Task prompt
Exact repetition, pictures omitted: give every record below again.

Listed records
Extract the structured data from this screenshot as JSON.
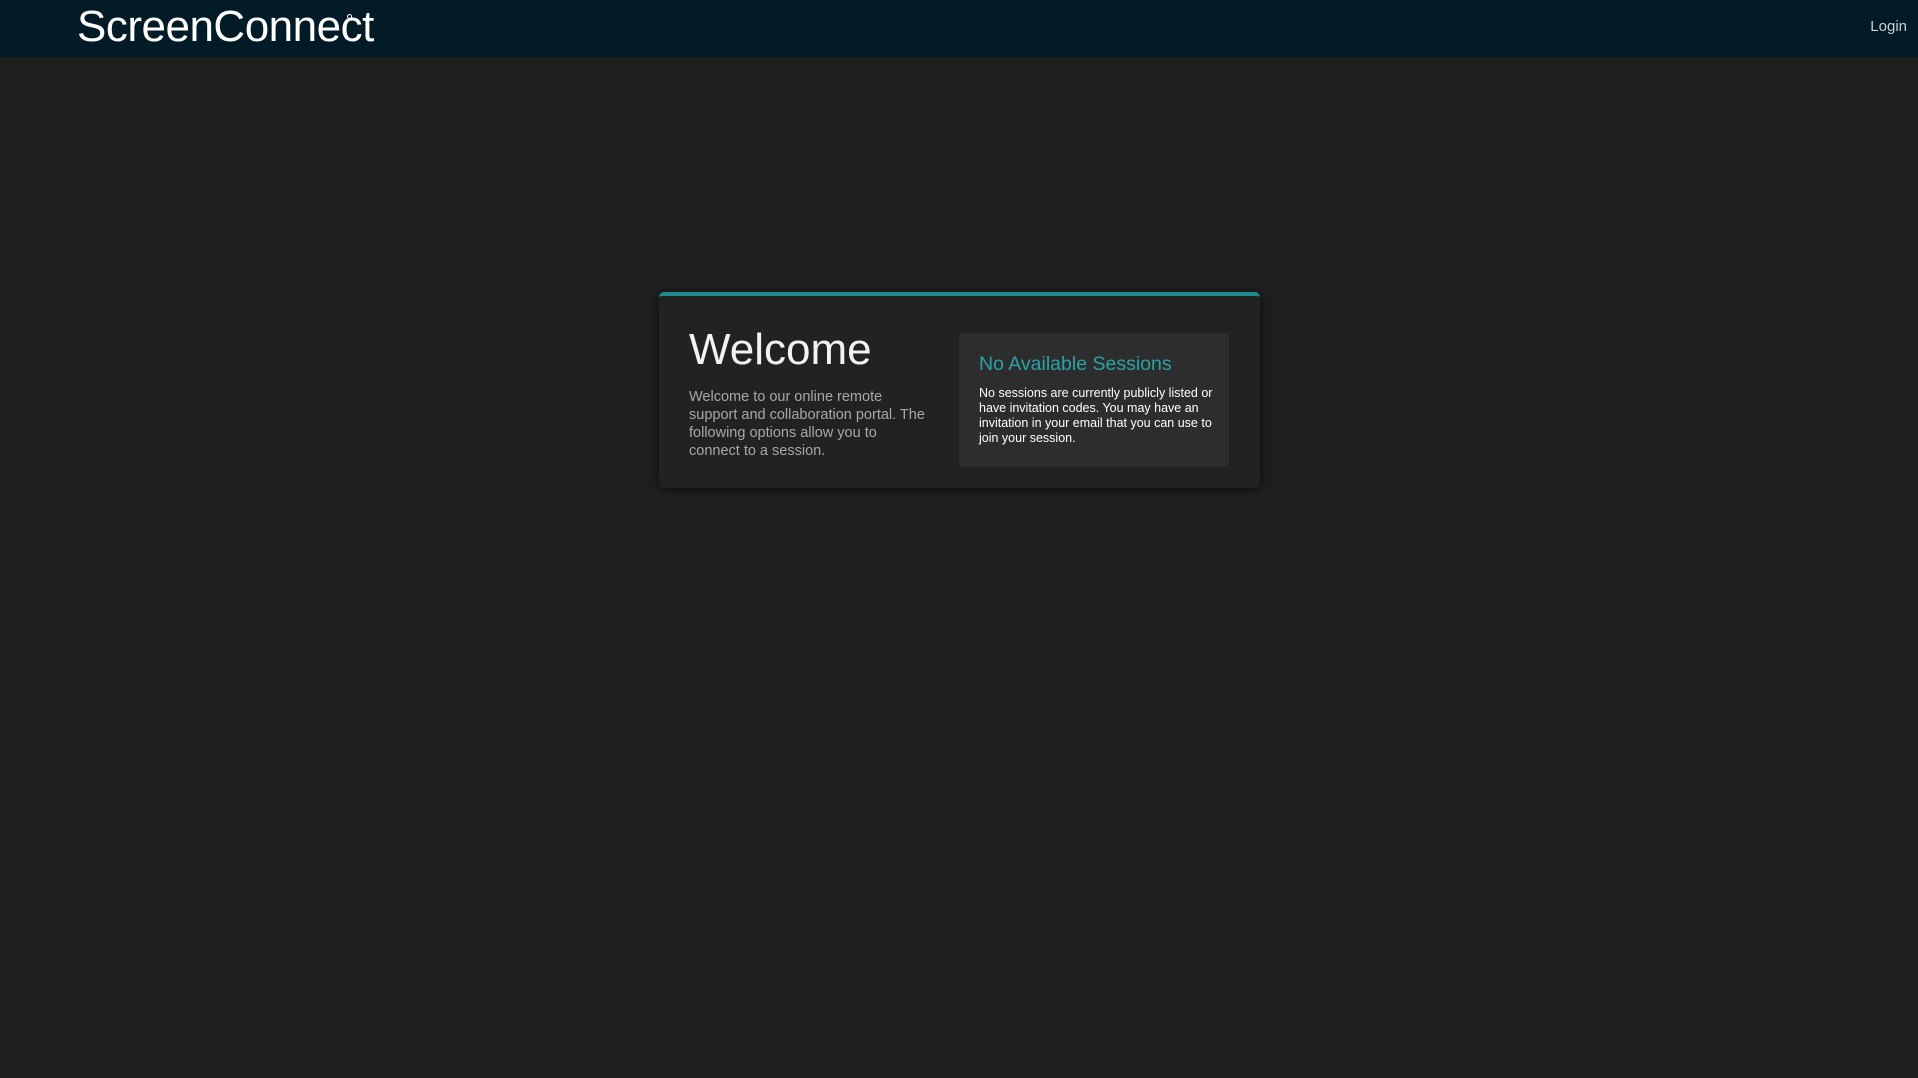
{
  "header": {
    "logo_text": "ScreenConnect",
    "login_label": "Login"
  },
  "welcome": {
    "title": "Welcome",
    "text": "Welcome to our online remote support and collaboration portal. The following options allow you to connect to a session."
  },
  "sessions": {
    "title": "No Available Sessions",
    "text": "No sessions are currently publicly listed or have invitation codes. You may have an invitation in your email that you can use to join your session."
  },
  "colors": {
    "header_bg": "#021b26",
    "page_bg": "#1f1f1f",
    "accent": "#1f8a8f",
    "sessions_title": "#2aa3a8"
  }
}
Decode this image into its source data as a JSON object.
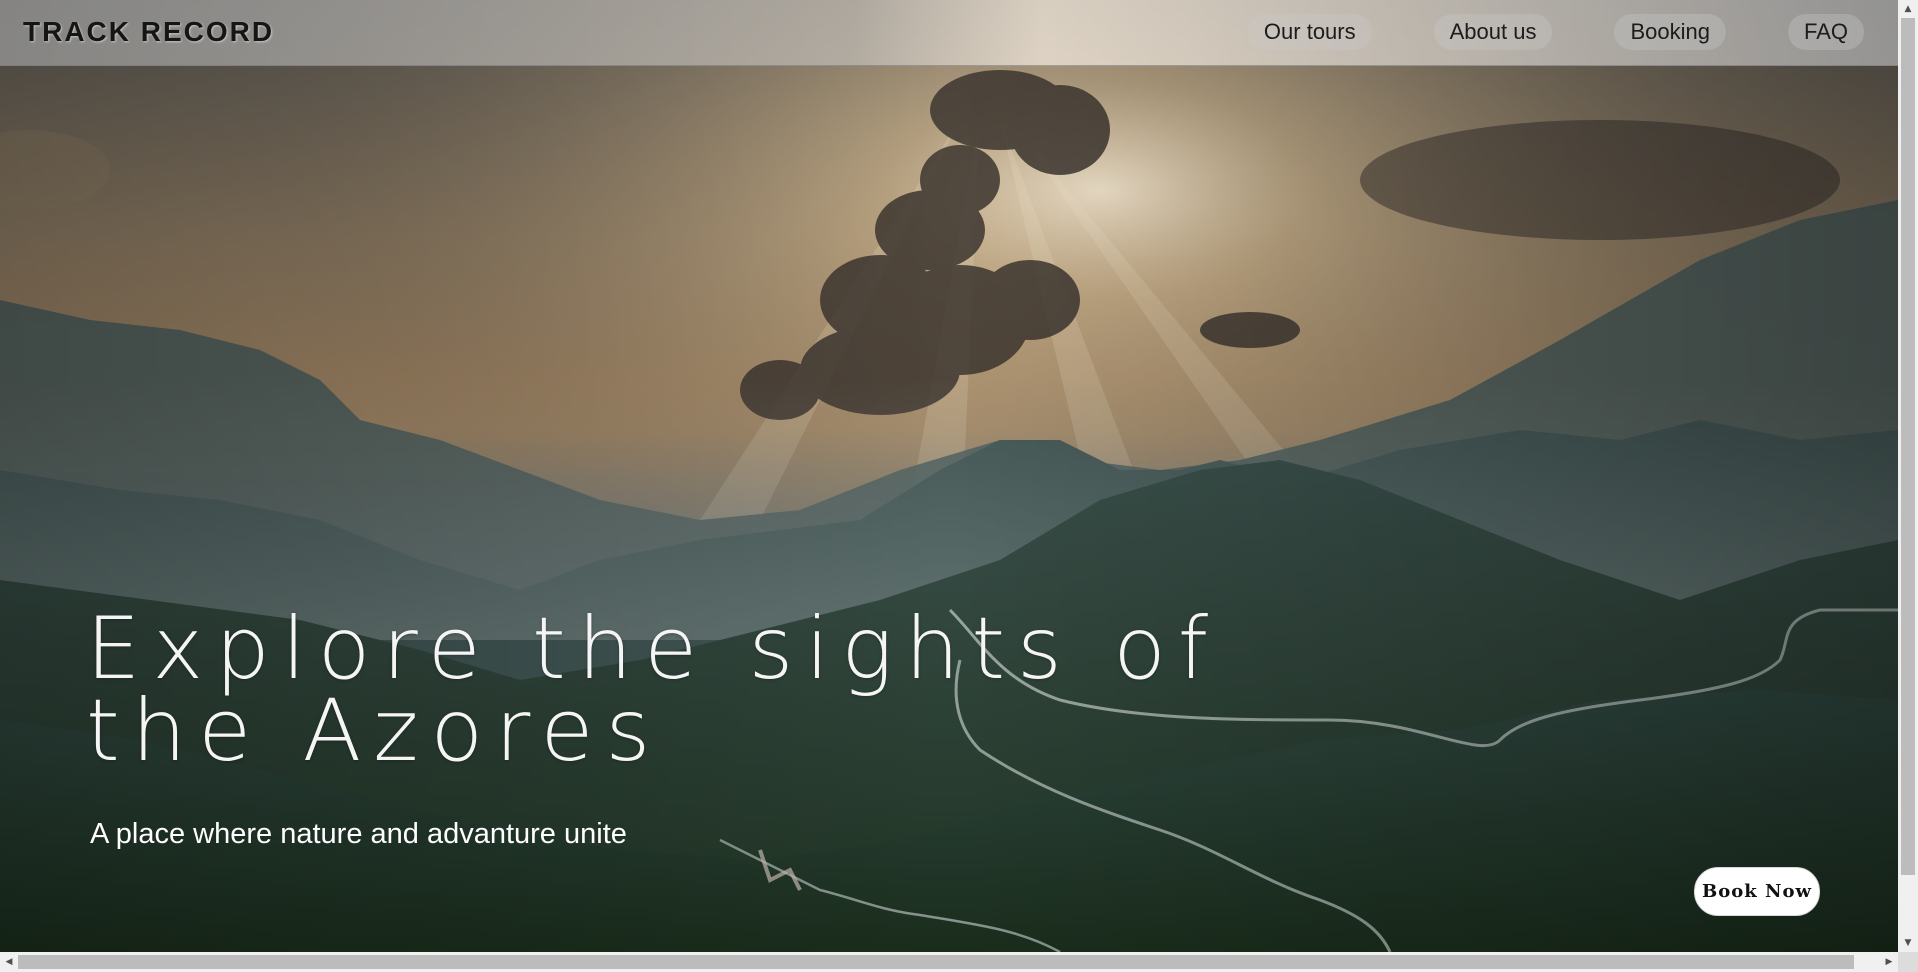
{
  "brand": {
    "logo_text": "TRACK RECORD"
  },
  "nav": {
    "items": [
      {
        "label": "Our tours"
      },
      {
        "label": "About us"
      },
      {
        "label": "Booking"
      },
      {
        "label": "FAQ"
      }
    ]
  },
  "hero": {
    "headline": "Explore the sights of the Azores",
    "subheadline": "A place where nature and advanture unite",
    "cta_label": "Book Now",
    "scene": "mountain-valley-sunrise"
  },
  "scrollbars": {
    "vertical": {
      "up_icon": "arrow-up-icon",
      "down_icon": "arrow-down-icon"
    },
    "horizontal": {
      "left_icon": "arrow-left-icon",
      "right_icon": "arrow-right-icon"
    }
  },
  "colors": {
    "text_light": "#f5f5f5",
    "cta_background": "#ffffff",
    "logo": "#151515"
  }
}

Completed exercise
Extract the structured data from this screenshot as JSON.
{
  "header": {
    "logo_text": "ScreenConnect",
    "login_label": "Login"
  },
  "welcome": {
    "title": "Welcome",
    "text": "Welcome to our online remote support and collaboration portal. The following options allow you to connect to a session."
  },
  "sessions": {
    "title": "No Available Sessions",
    "text": "No sessions are currently publicly listed or have invitation codes. You may have an invitation in your email that you can use to join your session."
  },
  "colors": {
    "header_bg": "#021b26",
    "page_bg": "#1f1f1f",
    "accent": "#1f8a8f",
    "sessions_title": "#2aa3a8"
  }
}
Decode this image into its source data as a JSON object.
{
  "brand": {
    "logo_text": "TRACK RECORD"
  },
  "nav": {
    "items": [
      {
        "label": "Our tours"
      },
      {
        "label": "About us"
      },
      {
        "label": "Booking"
      },
      {
        "label": "FAQ"
      }
    ]
  },
  "hero": {
    "headline": "Explore the sights of the Azores",
    "subheadline": "A place where nature and advanture unite",
    "cta_label": "Book Now",
    "scene": "mountain-valley-sunrise"
  },
  "scrollbars": {
    "vertical": {
      "up_icon": "arrow-up-icon",
      "down_icon": "arrow-down-icon"
    },
    "horizontal": {
      "left_icon": "arrow-left-icon",
      "right_icon": "arrow-right-icon"
    }
  },
  "colors": {
    "text_light": "#f5f5f5",
    "cta_background": "#ffffff",
    "logo": "#151515"
  }
}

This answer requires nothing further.